It took a good while, 30 mins or so to goop up the glass and get the peel ply on. It had started to kick off when I got all the way around so it was scramble time to get the peelply on and smoothed out.

It's a good thing Boots showed up this morning to oversee operations. He immediately pointed out a mistake in my layout of the cabin side sliding door.

I had the top of the door level with the tops of the other two windows. The top of the window in the door should have been level with the tops of the other windows. Nice catch Boots! You've earned your kibble this week! ;-)

Off to see INXS tonight at Riverfest. Hope it's a good show. It's gonna be a late night for these old birds. ;-)

Saturday, July 2, 2011

Just suck it up

and forge ahead. This mornings session in the Big Blue Boat Shed went a little better. I made sure the epoxy & hardener reservoirs were filled and used a mixing nozzle to help speed things along.

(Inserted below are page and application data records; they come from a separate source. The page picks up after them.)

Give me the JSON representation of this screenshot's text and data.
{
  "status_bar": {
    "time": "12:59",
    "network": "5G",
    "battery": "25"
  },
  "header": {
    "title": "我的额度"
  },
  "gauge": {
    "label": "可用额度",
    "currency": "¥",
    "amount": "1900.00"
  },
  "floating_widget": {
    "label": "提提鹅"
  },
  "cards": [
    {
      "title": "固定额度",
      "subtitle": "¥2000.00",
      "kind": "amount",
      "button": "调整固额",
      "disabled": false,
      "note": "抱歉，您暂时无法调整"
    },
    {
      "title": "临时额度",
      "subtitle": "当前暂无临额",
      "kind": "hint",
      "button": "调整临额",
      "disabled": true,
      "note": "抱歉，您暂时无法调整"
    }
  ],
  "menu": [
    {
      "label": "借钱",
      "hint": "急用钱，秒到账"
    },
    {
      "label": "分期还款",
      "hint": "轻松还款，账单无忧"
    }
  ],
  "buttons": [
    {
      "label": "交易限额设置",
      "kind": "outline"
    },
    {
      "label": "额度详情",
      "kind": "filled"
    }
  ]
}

I've read some reviews of these rollers and they sounded too good to be true so I just had to find out for myself.

They're Bestt Liebco Tru-Pro Frieze and I got them online. I'd have to say they lived up to their claims and made a significant improvement in getting the fiberglass wetted out quickly and efficiently. Conservatively I'd say I used 1/3 less epoxy than the other side of this panel. Same size and weight of fiberglass. That's nothing to sneer at! ;-) The little nubbies work well at distributing the epoxy efficiently. It was easy to pick up little puddles and move them around where needed. Definitely worth the investment.

So far the panels looks damn near perfect.

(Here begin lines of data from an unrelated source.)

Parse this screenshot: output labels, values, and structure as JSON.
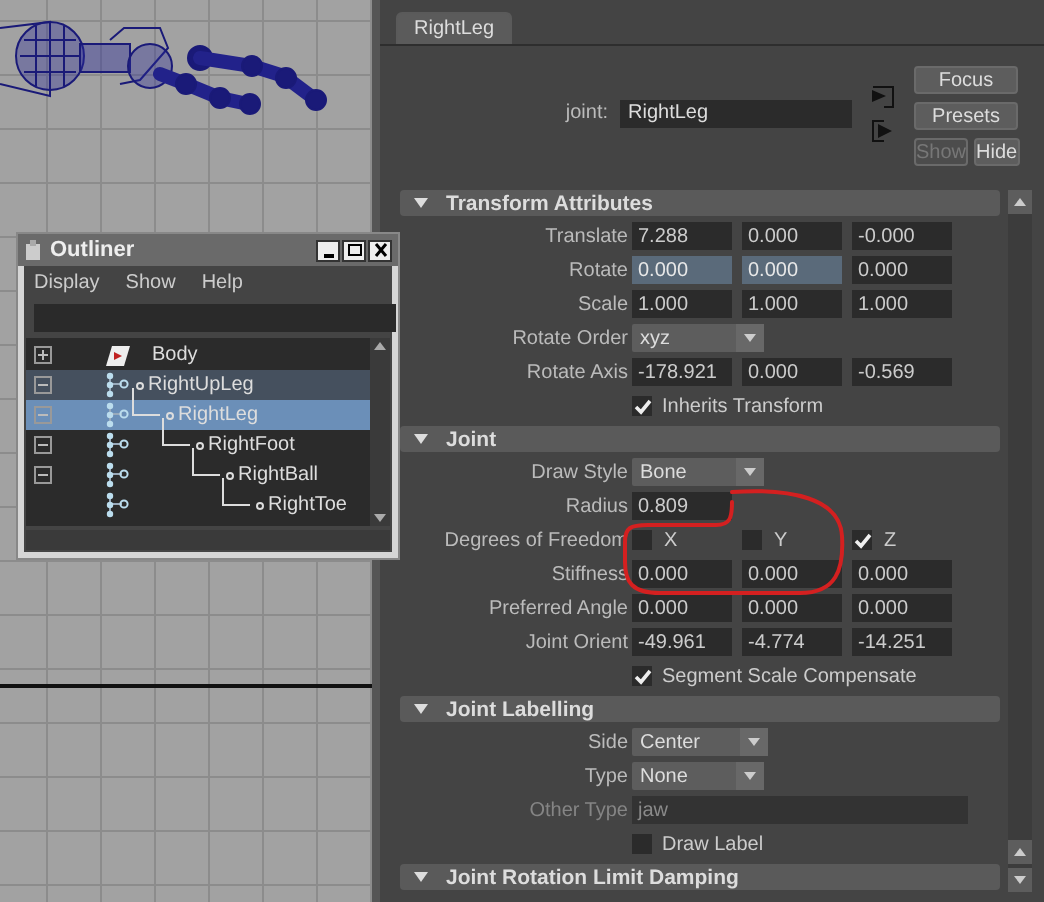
{
  "outliner": {
    "title": "Outliner",
    "menus": [
      {
        "label": "Display"
      },
      {
        "label": "Show"
      },
      {
        "label": "Help"
      }
    ],
    "items": [
      {
        "label": "Body",
        "kind": "set",
        "expanded": false,
        "selected": false,
        "highlighted": false
      },
      {
        "label": "RightUpLeg",
        "kind": "joint",
        "expanded": true,
        "selected": false,
        "highlighted": true,
        "children": [
          {
            "label": "RightLeg",
            "kind": "joint",
            "expanded": true,
            "selected": true,
            "highlighted": false,
            "children": [
              {
                "label": "RightFoot",
                "kind": "joint",
                "expanded": true,
                "selected": false,
                "highlighted": false,
                "children": [
                  {
                    "label": "RightBall",
                    "kind": "joint",
                    "expanded": true,
                    "selected": false,
                    "highlighted": false,
                    "children": [
                      {
                        "label": "RightToe",
                        "kind": "joint",
                        "selected": false,
                        "highlighted": false
                      }
                    ]
                  }
                ]
              }
            ]
          }
        ]
      }
    ]
  },
  "attribute_editor": {
    "tabs": [
      {
        "label": "RightLeg",
        "selected": true
      }
    ],
    "node": {
      "label": "joint:",
      "value": "RightLeg"
    },
    "buttons": [
      {
        "label": "Focus",
        "disabled": false
      },
      {
        "label": "Presets",
        "disabled": false
      },
      {
        "label": "Show",
        "disabled": true
      },
      {
        "label": "Hide",
        "disabled": false
      }
    ],
    "highlight_circle": true,
    "sections": [
      {
        "title": "Transform Attributes",
        "rows": [
          {
            "kind": "vector",
            "label": "Translate",
            "fields": [
              {
                "value": "7.288",
                "highlighted": false
              },
              {
                "value": "0.000",
                "highlighted": false
              },
              {
                "value": "-0.000",
                "highlighted": false
              }
            ]
          },
          {
            "kind": "vector",
            "label": "Rotate",
            "fields": [
              {
                "value": "0.000",
                "highlighted": true
              },
              {
                "value": "0.000",
                "highlighted": true
              },
              {
                "value": "0.000",
                "highlighted": false
              }
            ]
          },
          {
            "kind": "vector",
            "label": "Scale",
            "fields": [
              {
                "value": "1.000",
                "highlighted": false
              },
              {
                "value": "1.000",
                "highlighted": false
              },
              {
                "value": "1.000",
                "highlighted": false
              }
            ]
          },
          {
            "kind": "dropdown",
            "label": "Rotate Order",
            "value": "xyz"
          },
          {
            "kind": "vector",
            "label": "Rotate Axis",
            "fields": [
              {
                "value": "-178.921",
                "highlighted": false
              },
              {
                "value": "0.000",
                "highlighted": false
              },
              {
                "value": "-0.569",
                "highlighted": false
              }
            ]
          },
          {
            "kind": "checkbox",
            "label": "Inherits Transform",
            "checked": true
          }
        ]
      },
      {
        "title": "Joint",
        "rows": [
          {
            "kind": "dropdown",
            "label": "Draw Style",
            "value": "Bone"
          },
          {
            "kind": "float",
            "label": "Radius",
            "value": "0.809"
          },
          {
            "kind": "flags",
            "label": "Degrees of Freedom",
            "flags": [
              {
                "label": "X",
                "checked": false
              },
              {
                "label": "Y",
                "checked": false
              },
              {
                "label": "Z",
                "checked": true
              }
            ]
          },
          {
            "kind": "vector",
            "label": "Stiffness",
            "fields": [
              {
                "value": "0.000",
                "highlighted": false
              },
              {
                "value": "0.000",
                "highlighted": false
              },
              {
                "value": "0.000",
                "highlighted": false
              }
            ]
          },
          {
            "kind": "vector",
            "label": "Preferred Angle",
            "fields": [
              {
                "value": "0.000",
                "highlighted": false
              },
              {
                "value": "0.000",
                "highlighted": false
              },
              {
                "value": "0.000",
                "highlighted": false
              }
            ]
          },
          {
            "kind": "vector",
            "label": "Joint Orient",
            "fields": [
              {
                "value": "-49.961",
                "highlighted": false
              },
              {
                "value": "-4.774",
                "highlighted": false
              },
              {
                "value": "-14.251",
                "highlighted": false
              }
            ]
          },
          {
            "kind": "checkbox",
            "label": "Segment Scale Compensate",
            "checked": true
          }
        ]
      },
      {
        "title": "Joint Labelling",
        "rows": [
          {
            "kind": "dropdown",
            "label": "Side",
            "value": "Center"
          },
          {
            "kind": "dropdown",
            "label": "Type",
            "value": "None"
          },
          {
            "kind": "text",
            "label": "Other Type",
            "value": "jaw",
            "disabled": true
          },
          {
            "kind": "checkbox",
            "label": "Draw Label",
            "checked": false
          }
        ]
      },
      {
        "title": "Joint Rotation Limit Damping"
      }
    ]
  }
}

We'll see how well we did tomorrow when I take the peel ply off. Standby....

Friday, July 1, 2011

Some times you win

and others you loose.

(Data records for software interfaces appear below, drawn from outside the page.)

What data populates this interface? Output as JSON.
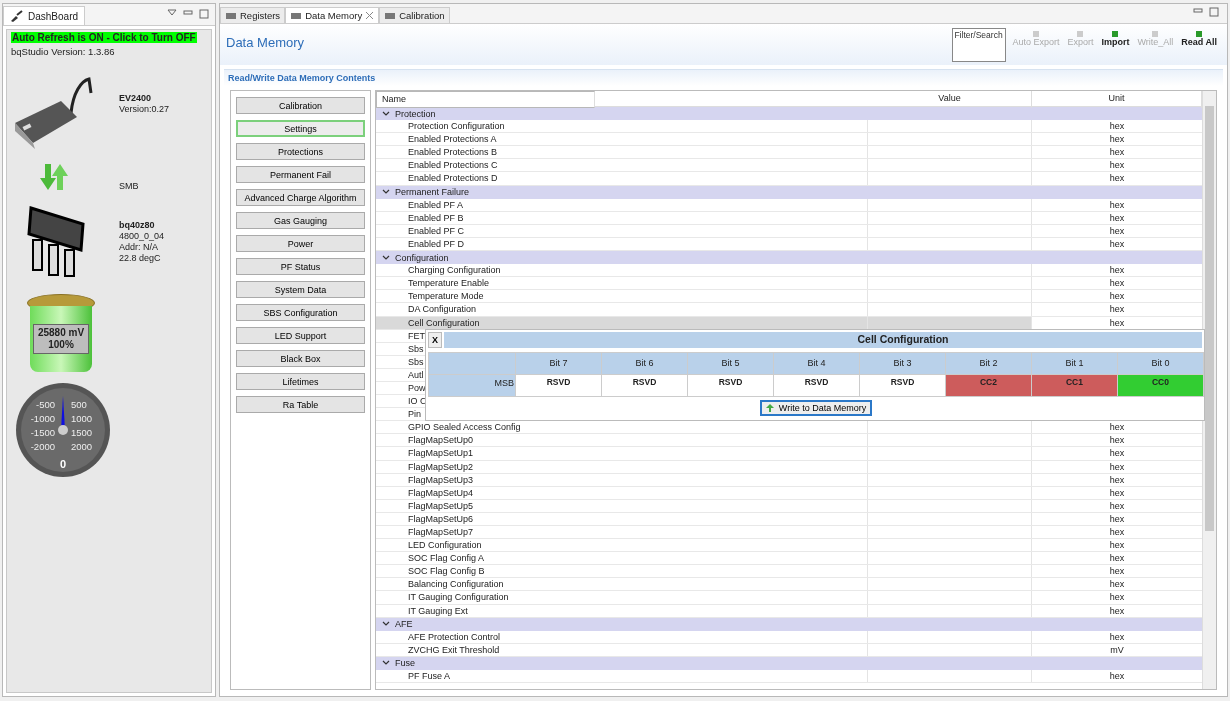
{
  "dashboard": {
    "tab": "DashBoard",
    "auto_refresh": {
      "label": "Auto Refresh is ON - Click to Turn OFF",
      "on": true
    },
    "version": "bqStudio Version:  1.3.86",
    "adapter": {
      "name": "EV2400",
      "detail": "Version:0.27"
    },
    "bus": "SMB",
    "device": {
      "name": "bq40z80",
      "lines": [
        "4800_0_04",
        "Addr: N/A",
        "22.8 degC"
      ]
    },
    "battery": {
      "voltage": "25880 mV",
      "percent": "100%"
    },
    "gauge": {
      "left_labels": [
        "-500",
        "-1000",
        "-1500",
        "-2000"
      ],
      "right_labels": [
        "500",
        "1000",
        "1500",
        "2000"
      ],
      "value": "0"
    }
  },
  "tabs": [
    {
      "label": "Registers",
      "selected": false
    },
    {
      "label": "Data Memory",
      "selected": true
    },
    {
      "label": "Calibration",
      "selected": false
    }
  ],
  "title": "Data Memory",
  "toolbar": {
    "search": {
      "placeholder": "Filter/Search"
    },
    "buttons": [
      {
        "label": "Auto Export",
        "disabled": true
      },
      {
        "label": "Export",
        "disabled": true
      },
      {
        "label": "Import",
        "disabled": false
      },
      {
        "label": "Write_All",
        "disabled": true
      },
      {
        "label": "Read All",
        "disabled": false
      }
    ]
  },
  "section": "Read/Write Data Memory Contents",
  "categories": [
    {
      "label": "Calibration",
      "selected": false
    },
    {
      "label": "Settings",
      "selected": true
    },
    {
      "label": "Protections",
      "selected": false
    },
    {
      "label": "Permanent Fail",
      "selected": false
    },
    {
      "label": "Advanced Charge Algorithm",
      "selected": false
    },
    {
      "label": "Gas Gauging",
      "selected": false
    },
    {
      "label": "Power",
      "selected": false
    },
    {
      "label": "PF Status",
      "selected": false
    },
    {
      "label": "System Data",
      "selected": false
    },
    {
      "label": "SBS Configuration",
      "selected": false
    },
    {
      "label": "LED Support",
      "selected": false
    },
    {
      "label": "Black Box",
      "selected": false
    },
    {
      "label": "Lifetimes",
      "selected": false
    },
    {
      "label": "Ra Table",
      "selected": false
    }
  ],
  "table": {
    "columns": [
      "Name",
      "Value",
      "Unit"
    ],
    "groups": [
      {
        "name": "Protection",
        "expanded": true,
        "children": [
          {
            "name": "Protection Configuration",
            "unit": "hex",
            "selected": false
          },
          {
            "name": "Enabled Protections A",
            "unit": "hex",
            "selected": false
          },
          {
            "name": "Enabled Protections B",
            "unit": "hex",
            "selected": false
          },
          {
            "name": "Enabled Protections C",
            "unit": "hex",
            "selected": false
          },
          {
            "name": "Enabled Protections D",
            "unit": "hex",
            "selected": false
          }
        ]
      },
      {
        "name": "Permanent Failure",
        "expanded": true,
        "children": [
          {
            "name": "Enabled PF A",
            "unit": "hex",
            "selected": false
          },
          {
            "name": "Enabled PF B",
            "unit": "hex",
            "selected": false
          },
          {
            "name": "Enabled PF C",
            "unit": "hex",
            "selected": false
          },
          {
            "name": "Enabled PF D",
            "unit": "hex",
            "selected": false
          }
        ]
      },
      {
        "name": "Configuration",
        "expanded": true,
        "children": [
          {
            "name": "Charging Configuration",
            "unit": "hex",
            "selected": false
          },
          {
            "name": "Temperature Enable",
            "unit": "hex",
            "selected": false
          },
          {
            "name": "Temperature Mode",
            "unit": "hex",
            "selected": false
          },
          {
            "name": "DA Configuration",
            "unit": "hex",
            "selected": false
          },
          {
            "name": "Cell Configuration",
            "unit": "hex",
            "selected": true
          },
          {
            "name": "FET",
            "selected": false
          },
          {
            "name": "Sbs",
            "selected": false
          },
          {
            "name": "Sbs",
            "selected": false
          },
          {
            "name": "Autl",
            "selected": false
          },
          {
            "name": "Pow",
            "selected": false
          },
          {
            "name": "IO C",
            "selected": false
          },
          {
            "name": "Pin",
            "selected": false
          },
          {
            "name": "GPIO Sealed Access Config",
            "unit": "hex",
            "selected": false
          },
          {
            "name": "FlagMapSetUp0",
            "unit": "hex",
            "selected": false
          },
          {
            "name": "FlagMapSetUp1",
            "unit": "hex",
            "selected": false
          },
          {
            "name": "FlagMapSetUp2",
            "unit": "hex",
            "selected": false
          },
          {
            "name": "FlagMapSetUp3",
            "unit": "hex",
            "selected": false
          },
          {
            "name": "FlagMapSetUp4",
            "unit": "hex",
            "selected": false
          },
          {
            "name": "FlagMapSetUp5",
            "unit": "hex",
            "selected": false
          },
          {
            "name": "FlagMapSetUp6",
            "unit": "hex",
            "selected": false
          },
          {
            "name": "FlagMapSetUp7",
            "unit": "hex",
            "selected": false
          },
          {
            "name": "LED Configuration",
            "unit": "hex",
            "selected": false
          },
          {
            "name": "SOC Flag Config A",
            "unit": "hex",
            "selected": false
          },
          {
            "name": "SOC Flag Config B",
            "unit": "hex",
            "selected": false
          },
          {
            "name": "Balancing Configuration",
            "unit": "hex",
            "selected": false
          },
          {
            "name": "IT Gauging Configuration",
            "unit": "hex",
            "selected": false
          },
          {
            "name": "IT Gauging Ext",
            "unit": "hex",
            "selected": false
          }
        ]
      },
      {
        "name": "AFE",
        "expanded": true,
        "children": [
          {
            "name": "AFE Protection Control",
            "unit": "hex",
            "selected": false
          },
          {
            "name": "ZVCHG Exit Threshold",
            "unit": "mV",
            "selected": false
          }
        ]
      },
      {
        "name": "Fuse",
        "expanded": true,
        "children": [
          {
            "name": "PF Fuse A",
            "unit": "hex",
            "selected": false
          }
        ]
      }
    ]
  },
  "popup": {
    "close": "X",
    "title": "Cell Configuration",
    "row_label": "MSB",
    "bits": [
      {
        "header": "Bit 7",
        "name": "RSVD",
        "color": "#ffffff"
      },
      {
        "header": "Bit 6",
        "name": "RSVD",
        "color": "#ffffff"
      },
      {
        "header": "Bit 5",
        "name": "RSVD",
        "color": "#ffffff"
      },
      {
        "header": "Bit 4",
        "name": "RSVD",
        "color": "#ffffff"
      },
      {
        "header": "Bit 3",
        "name": "RSVD",
        "color": "#ffffff"
      },
      {
        "header": "Bit 2",
        "name": "CC2",
        "color": "#cd5c5c"
      },
      {
        "header": "Bit 1",
        "name": "CC1",
        "color": "#cd5c5c"
      },
      {
        "header": "Bit 0",
        "name": "CC0",
        "color": "#32cd32"
      }
    ],
    "button": "Write to Data Memory"
  }
}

The last two panels we fiberglassed turned out pretty good!

This was the same heavy fiberglass that caused us problems before. We socked the epoxy to it, which it drank up like a sponge, and all seems find.

Sometimes having the best of tools doesn't guarantee a perfect job.

The Admiral and I were glassing some more panels last night. The aft main bulkhead between the pilot house and the cockpit. It's an exposed part and I wanted it to come out nice. We followed the routine we've done for the others. Her dispensing the epoxy and me spreading it out. Using the Sticky Stuff dispenser this is pretty easy especially when you use one of the static mixing tubes. Just pump and go.

Well last night the hardener reservoir (on the left) ran out. Lori didn't catch it and likely the last batch she pumped out was only resin (reservoir on the right) with no hardener. The hardener reservoir is opaque so there's no way to know how much is in it unless you look every once in awhile or the resin reservoir gets down low. They'd theoretically only be at the same level if you put exactly the 2:1 ratio into them in the first place.

So this morning when I went out to have a look there were horrendous bumps all over and as soon as I ran my hand over the peelply I knew we were in trouble. Sticky uncured epoxy resin everywhere. :cry:

So I did a google search and found a few things to try to salvage this part without having to strip it down (I'd likely cut two new pieces and start over from scratch). Right now I've tried brushing on some hardener and working it in with the bubble buster and left it to bake.

If that works out I'll likely be able to salvage the part. The upper section above the windows and door have to come off. They were epoxied last and have no hardener in them at all.

So I've added a little reminder to anybody who uses Mr. Sticky Stuff to check constantly the levels in the tanks before pumping.

On a brighter note some more shiny stuff arrived today.

I'm going to go fondle the new shiny stuff. Maybe that'll make me feel better!